■ **Work order**: The records below need to be restated word for word.

Top of The data

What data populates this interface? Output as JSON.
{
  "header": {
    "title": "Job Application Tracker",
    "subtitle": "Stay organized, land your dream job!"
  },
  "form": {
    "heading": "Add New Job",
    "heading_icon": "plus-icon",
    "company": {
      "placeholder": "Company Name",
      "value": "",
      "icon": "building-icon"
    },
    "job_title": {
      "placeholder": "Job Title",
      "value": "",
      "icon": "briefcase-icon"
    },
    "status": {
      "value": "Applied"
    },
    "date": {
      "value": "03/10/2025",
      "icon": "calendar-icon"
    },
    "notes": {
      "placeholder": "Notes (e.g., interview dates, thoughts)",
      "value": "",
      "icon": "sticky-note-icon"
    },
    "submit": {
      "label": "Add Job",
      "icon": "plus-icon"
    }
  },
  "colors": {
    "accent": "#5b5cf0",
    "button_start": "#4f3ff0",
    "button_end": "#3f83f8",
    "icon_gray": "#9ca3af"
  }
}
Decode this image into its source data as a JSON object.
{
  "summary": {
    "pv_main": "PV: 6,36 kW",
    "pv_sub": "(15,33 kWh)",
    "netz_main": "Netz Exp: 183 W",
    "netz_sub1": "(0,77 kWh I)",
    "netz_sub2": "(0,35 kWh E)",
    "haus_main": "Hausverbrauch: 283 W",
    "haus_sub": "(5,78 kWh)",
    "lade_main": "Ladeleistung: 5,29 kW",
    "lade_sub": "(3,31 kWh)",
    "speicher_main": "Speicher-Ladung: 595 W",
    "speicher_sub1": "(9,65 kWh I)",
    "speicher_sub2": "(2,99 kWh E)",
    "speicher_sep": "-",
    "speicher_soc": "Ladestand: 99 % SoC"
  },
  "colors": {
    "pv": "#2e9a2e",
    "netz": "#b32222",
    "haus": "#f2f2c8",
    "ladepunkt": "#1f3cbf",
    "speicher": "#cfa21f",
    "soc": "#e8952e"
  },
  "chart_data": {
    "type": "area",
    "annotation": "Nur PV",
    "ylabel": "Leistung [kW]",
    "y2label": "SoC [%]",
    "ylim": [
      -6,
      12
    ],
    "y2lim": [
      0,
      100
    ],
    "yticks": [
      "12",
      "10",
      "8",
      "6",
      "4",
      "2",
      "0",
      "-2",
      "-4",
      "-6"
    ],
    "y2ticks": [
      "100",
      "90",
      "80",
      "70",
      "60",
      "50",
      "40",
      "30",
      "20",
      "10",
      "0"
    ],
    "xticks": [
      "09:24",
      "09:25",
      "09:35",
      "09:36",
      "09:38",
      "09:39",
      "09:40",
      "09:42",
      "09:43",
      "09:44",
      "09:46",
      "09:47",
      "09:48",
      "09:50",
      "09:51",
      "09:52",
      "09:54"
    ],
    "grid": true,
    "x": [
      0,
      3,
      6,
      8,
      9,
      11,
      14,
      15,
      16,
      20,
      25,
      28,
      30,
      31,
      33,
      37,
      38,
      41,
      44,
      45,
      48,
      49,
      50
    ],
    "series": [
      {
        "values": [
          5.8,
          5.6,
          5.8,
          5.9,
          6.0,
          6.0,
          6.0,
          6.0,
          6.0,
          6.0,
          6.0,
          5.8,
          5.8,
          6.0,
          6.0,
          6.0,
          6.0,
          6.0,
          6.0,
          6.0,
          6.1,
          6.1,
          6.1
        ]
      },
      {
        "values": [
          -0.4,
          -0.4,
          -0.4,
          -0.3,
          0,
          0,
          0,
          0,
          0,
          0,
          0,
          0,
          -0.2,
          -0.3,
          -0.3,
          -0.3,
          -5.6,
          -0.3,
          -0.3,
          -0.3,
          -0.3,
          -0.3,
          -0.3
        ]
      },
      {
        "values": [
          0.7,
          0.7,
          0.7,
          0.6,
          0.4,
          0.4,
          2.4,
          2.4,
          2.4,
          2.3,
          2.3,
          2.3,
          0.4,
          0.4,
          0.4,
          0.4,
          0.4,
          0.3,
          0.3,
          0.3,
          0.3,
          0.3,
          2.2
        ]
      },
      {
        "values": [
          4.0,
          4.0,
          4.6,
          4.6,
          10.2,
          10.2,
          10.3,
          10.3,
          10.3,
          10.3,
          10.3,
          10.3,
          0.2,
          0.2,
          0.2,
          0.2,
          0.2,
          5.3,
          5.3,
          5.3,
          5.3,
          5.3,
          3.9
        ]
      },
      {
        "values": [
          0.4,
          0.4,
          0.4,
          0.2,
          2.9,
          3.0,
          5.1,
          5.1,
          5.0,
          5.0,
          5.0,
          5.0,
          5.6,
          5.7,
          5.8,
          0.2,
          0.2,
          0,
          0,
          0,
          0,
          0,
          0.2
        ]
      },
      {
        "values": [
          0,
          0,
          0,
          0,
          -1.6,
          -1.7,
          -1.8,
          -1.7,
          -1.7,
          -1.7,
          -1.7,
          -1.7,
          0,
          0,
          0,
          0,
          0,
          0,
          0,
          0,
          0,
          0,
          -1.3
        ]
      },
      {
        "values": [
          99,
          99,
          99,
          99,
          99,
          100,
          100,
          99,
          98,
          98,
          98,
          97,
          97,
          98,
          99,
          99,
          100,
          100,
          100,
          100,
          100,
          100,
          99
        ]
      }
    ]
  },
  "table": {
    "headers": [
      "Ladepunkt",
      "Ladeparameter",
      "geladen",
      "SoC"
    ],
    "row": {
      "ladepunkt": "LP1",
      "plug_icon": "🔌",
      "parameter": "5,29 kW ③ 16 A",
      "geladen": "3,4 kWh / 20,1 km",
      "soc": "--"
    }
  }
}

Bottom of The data

■ **Result of this task**:
What data populates this interface? Output as JSON.
{
  "header": {
    "title": "Job Application Tracker",
    "subtitle": "Stay organized, land your dream job!"
  },
  "form": {
    "heading": "Add New Job",
    "heading_icon": "plus-icon",
    "company": {
      "placeholder": "Company Name",
      "value": "",
      "icon": "building-icon"
    },
    "job_title": {
      "placeholder": "Job Title",
      "value": "",
      "icon": "briefcase-icon"
    },
    "status": {
      "value": "Applied"
    },
    "date": {
      "value": "03/10/2025",
      "icon": "calendar-icon"
    },
    "notes": {
      "placeholder": "Notes (e.g., interview dates, thoughts)",
      "value": "",
      "icon": "sticky-note-icon"
    },
    "submit": {
      "label": "Add Job",
      "icon": "plus-icon"
    }
  },
  "colors": {
    "accent": "#5b5cf0",
    "button_start": "#4f3ff0",
    "button_end": "#3f83f8",
    "icon_gray": "#9ca3af"
  }
}
Decode this image into its source data as a JSON object.
{
  "summary": {
    "pv_main": "PV: 6,36 kW",
    "pv_sub": "(15,33 kWh)",
    "netz_main": "Netz Exp: 183 W",
    "netz_sub1": "(0,77 kWh I)",
    "netz_sub2": "(0,35 kWh E)",
    "haus_main": "Hausverbrauch: 283 W",
    "haus_sub": "(5,78 kWh)",
    "lade_main": "Ladeleistung: 5,29 kW",
    "lade_sub": "(3,31 kWh)",
    "speicher_main": "Speicher-Ladung: 595 W",
    "speicher_sub1": "(9,65 kWh I)",
    "speicher_sub2": "(2,99 kWh E)",
    "speicher_sep": "-",
    "speicher_soc": "Ladestand: 99 % SoC"
  },
  "colors": {
    "pv": "#2e9a2e",
    "netz": "#b32222",
    "haus": "#f2f2c8",
    "ladepunkt": "#1f3cbf",
    "speicher": "#cfa21f",
    "soc": "#e8952e"
  },
  "chart_data": {
    "type": "area",
    "annotation": "Nur PV",
    "ylabel": "Leistung [kW]",
    "y2label": "SoC [%]",
    "ylim": [
      -6,
      12
    ],
    "y2lim": [
      0,
      100
    ],
    "yticks": [
      "12",
      "10",
      "8",
      "6",
      "4",
      "2",
      "0",
      "-2",
      "-4",
      "-6"
    ],
    "y2ticks": [
      "100",
      "90",
      "80",
      "70",
      "60",
      "50",
      "40",
      "30",
      "20",
      "10",
      "0"
    ],
    "xticks": [
      "09:24",
      "09:25",
      "09:35",
      "09:36",
      "09:38",
      "09:39",
      "09:40",
      "09:42",
      "09:43",
      "09:44",
      "09:46",
      "09:47",
      "09:48",
      "09:50",
      "09:51",
      "09:52",
      "09:54"
    ],
    "grid": true,
    "x": [
      0,
      3,
      6,
      8,
      9,
      11,
      14,
      15,
      16,
      20,
      25,
      28,
      30,
      31,
      33,
      37,
      38,
      41,
      44,
      45,
      48,
      49,
      50
    ],
    "series": [
      {
        "values": [
          5.8,
          5.6,
          5.8,
          5.9,
          6.0,
          6.0,
          6.0,
          6.0,
          6.0,
          6.0,
          6.0,
          5.8,
          5.8,
          6.0,
          6.0,
          6.0,
          6.0,
          6.0,
          6.0,
          6.0,
          6.1,
          6.1,
          6.1
        ]
      },
      {
        "values": [
          -0.4,
          -0.4,
          -0.4,
          -0.3,
          0,
          0,
          0,
          0,
          0,
          0,
          0,
          0,
          -0.2,
          -0.3,
          -0.3,
          -0.3,
          -5.6,
          -0.3,
          -0.3,
          -0.3,
          -0.3,
          -0.3,
          -0.3
        ]
      },
      {
        "values": [
          0.7,
          0.7,
          0.7,
          0.6,
          0.4,
          0.4,
          2.4,
          2.4,
          2.4,
          2.3,
          2.3,
          2.3,
          0.4,
          0.4,
          0.4,
          0.4,
          0.4,
          0.3,
          0.3,
          0.3,
          0.3,
          0.3,
          2.2
        ]
      },
      {
        "values": [
          4.0,
          4.0,
          4.6,
          4.6,
          10.2,
          10.2,
          10.3,
          10.3,
          10.3,
          10.3,
          10.3,
          10.3,
          0.2,
          0.2,
          0.2,
          0.2,
          0.2,
          5.3,
          5.3,
          5.3,
          5.3,
          5.3,
          3.9
        ]
      },
      {
        "values": [
          0.4,
          0.4,
          0.4,
          0.2,
          2.9,
          3.0,
          5.1,
          5.1,
          5.0,
          5.0,
          5.0,
          5.0,
          5.6,
          5.7,
          5.8,
          0.2,
          0.2,
          0,
          0,
          0,
          0,
          0,
          0.2
        ]
      },
      {
        "values": [
          0,
          0,
          0,
          0,
          -1.6,
          -1.7,
          -1.8,
          -1.7,
          -1.7,
          -1.7,
          -1.7,
          -1.7,
          0,
          0,
          0,
          0,
          0,
          0,
          0,
          0,
          0,
          0,
          -1.3
        ]
      },
      {
        "values": [
          99,
          99,
          99,
          99,
          99,
          100,
          100,
          99,
          98,
          98,
          98,
          97,
          97,
          98,
          99,
          99,
          100,
          100,
          100,
          100,
          100,
          100,
          99
        ]
      }
    ]
  },
  "table": {
    "headers": [
      "Ladepunkt",
      "Ladeparameter",
      "geladen",
      "SoC"
    ],
    "row": {
      "ladepunkt": "LP1",
      "plug_icon": "🔌",
      "parameter": "5,29 kW ③ 16 A",
      "geladen": "3,4 kWh / 20,1 km",
      "soc": "--"
    }
  }
}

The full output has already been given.